The tree is on the side of the road.
The needles have been swept up. The ornaments are stored, the Nativity scene boxed, the light strands carefully rewound.
The center of the room where the tree stood all month is conspicuously empty. “Looks great,” my husband says with a tone of accomplishment. He does not come from a sentimental family like I do.
“It’s so sad,” I say. “Christmas is over.”
Christmas has always been my favorite time of the year. As a kid, of course, it’s a time of magic. Natural laws are broken in order for mystical beings to deliver presents especially for you. Songs and movies reinforce the excitement as the days count down to the sacred climax of Christmas morning. You nearly leap for joy every time an adult asks if you’re ready for Santa to arrive.

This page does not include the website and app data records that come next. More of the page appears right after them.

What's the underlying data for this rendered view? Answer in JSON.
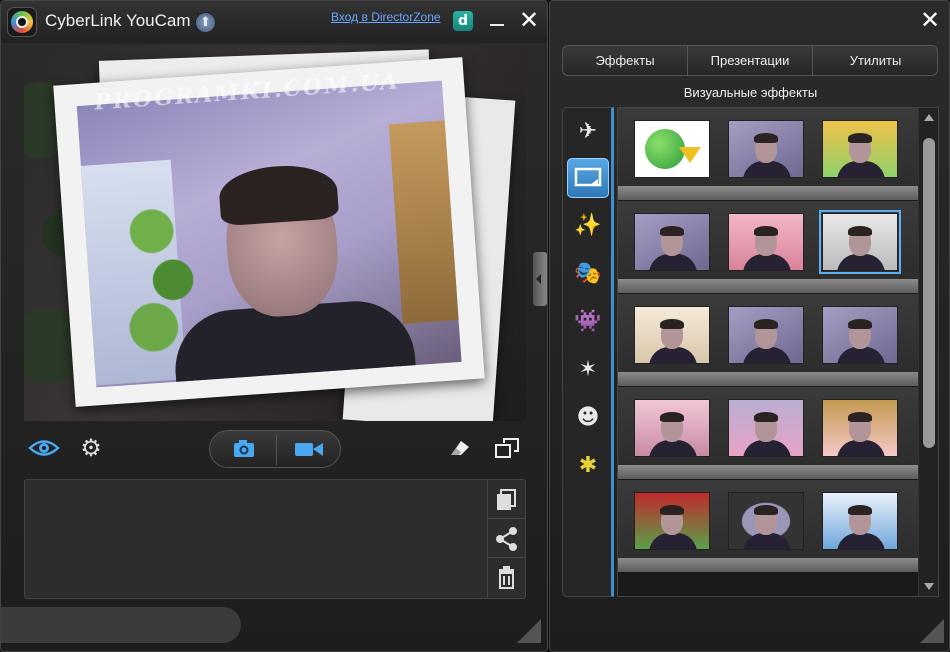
{
  "left_window": {
    "title": "CyberLink YouCam",
    "login_link": "Вход в DirectorZone",
    "directorzone_icon": "d",
    "watermark": "PROGRAMKI.COM.UA",
    "icons": {
      "app_logo": "youcam-logo-icon",
      "upgrade": "upload-arrow-icon",
      "minimize": "minimize-icon",
      "close": "close-icon",
      "eye": "eye-icon",
      "settings": "gear-icon",
      "photo": "camera-icon",
      "video": "video-camera-icon",
      "eraser": "eraser-icon",
      "fullscreen": "fullscreen-icon",
      "gallery_tools": [
        "copy-photos-icon",
        "share-icon",
        "trash-icon"
      ]
    }
  },
  "right_window": {
    "tabs": [
      "Эффекты",
      "Презентации",
      "Утилиты"
    ],
    "active_tab": "Эффекты",
    "section_title": "Визуальные эффекты",
    "categories": [
      {
        "icon": "scene-frame-icon",
        "glyph": "✈"
      },
      {
        "icon": "frame-icon",
        "glyph": "▭"
      },
      {
        "icon": "magic-wand-icon",
        "glyph": "✨"
      },
      {
        "icon": "mask-icon",
        "glyph": "🎭"
      },
      {
        "icon": "monster-icon",
        "glyph": "👾"
      },
      {
        "icon": "particle-icon",
        "glyph": "✶"
      },
      {
        "icon": "emoticon-icon",
        "glyph": "☻"
      },
      {
        "icon": "star-sticker-icon",
        "glyph": "✱"
      }
    ],
    "active_category": 1,
    "accent": "#3d8fd1"
  }
}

Even when you learn who brings the presents Christmas morning, a trace of magic remains. The traditions, the food, the family. After I moved out, I was still the enthusiastic Christmas decorator in my dorm halls and rental apartments. Bags of extra lights and mantel trimmings came with me to new cities. I embroidered my roommates’ names on stockings and competed with myself to outdo last years’ perfect gifts. I blasted Mannheim Steamroller CDs over Thanksgiving break with my mom as we hung up decades-old ornaments.
Putting up the tree is a boisterous event. Taking down the tree is a silent resignation to January.
The colorful lights that illuminated the long January nights get put away. The enchanting December snow gets dirty along the roadside. Work starts up again after New Year’s Day, and normal life begins its grind.
What do you fill that little emptiness with after Christmas is over?
A more pious one than I would insist that the post-Christmas blues are misguided. That the newborn king we spent Advent awaiting has finally arrived. That the celebration of Jesus’ birth should be always ongoing in our hearts. That the manger is empty because he grew up and saved us.
This is all beautiful and true, but I’d be lying if I said that changed a thing about how I feel after Christmas. I can’t claim that Jesus is the main reason for my love of the holiday season. I’ve been commercialized just like the rest of us. And aside from a few moments during Lent, Christ’s continued presence on earth isn’t particularly tangible to me from February to November.
I like the lights. I like the gift-shopping. I like the colorful paper and the piney smell. I love the sweaters and the songs and the lists and the elaborate meals. I just love Christmastime, in all of its pagan and commercial and irreligious cultural packaging.
My dad loved Christmas and had his decorating plan down to a science. Open up old boxes of Sheppard Christmas lights and you’ll find 1990 diagrams of which bush gets which strands, where to hang the star over the yard Nativity, and how to give the angel an aura of glory with a few extra lights coiled around the shrubbery. Christmas morning home videos featured us kids sitting on duct-taped markers around the tree to make sure we stayed in-frame, with my dad’s voice directing us from behind the tripod and reminding us to show our presents to the camera.
My dad died two months before Christmas, and celebrating the holiday that year felt like going through the motions in an alternate universe. My sister and I drove to the tree farm alone. We picked out a beautiful blue spruce, which was always his favorite. The nice man working there told us, “I read about what happened in the paper. The tree’s on us this year.”
I was eight and had a habit of naming my Christmas trees. This one I called Abraham, and I made him my best friend that lonely Christmas. I told him about my grief and admired his beauty in our living room, next to my dad’s empty recliner. I was still excited for all the presents, but after they were opened that year, the tree looked bare with nothing under it. As New Year’s Day passed, I knew what was coming. More needles started falling, and my mom gently said, “I think it’s time to take it down.”
My attachment to the tree was deep. I pleaded and sobbed, but still, Abraham was dragged to the side of the road. I asked if I could leave one ornament or even a ribbon on his branches so he could remember me wherever he went.
My mom and my brother said no. “Nothing else can go with the tree,” they said. “It’s going to become mulch and fertilize the ground. It will help other things grow.”
That was little comfort to me then. Even now, I feel a sinking feeling when I see a Christmas tree on the side of the road. The most wonderful time of the year is finished. This year felt especially melancholy, being the second in a row that I couldn’t celebrate with my family.
But sometimes I think about mulch, if that really is what happens to our Christmas trees. I think about fertilizer. I wonder if the joy of the holiday gives some nutrients to help us make it through the rest of the year. I think about life from death, joy from sorrow. The sun staying up for a minute or so longer each day.
I don’t like January. Sometimes I still feel like that little girl mourning the end of Christmas. But I’ll try to take some of that holiday joy with me in my roots. I’ll try to look for reasons the rest of the year can be wonderful, too.
Laura graduated from Calvin in 2015 with a degree in art and writing. She lives in Toronto, Ontario, with her husband Josh and dog Rainy. She works as an IT support analyst and enjoys painting, rock climbing, and exploring the city.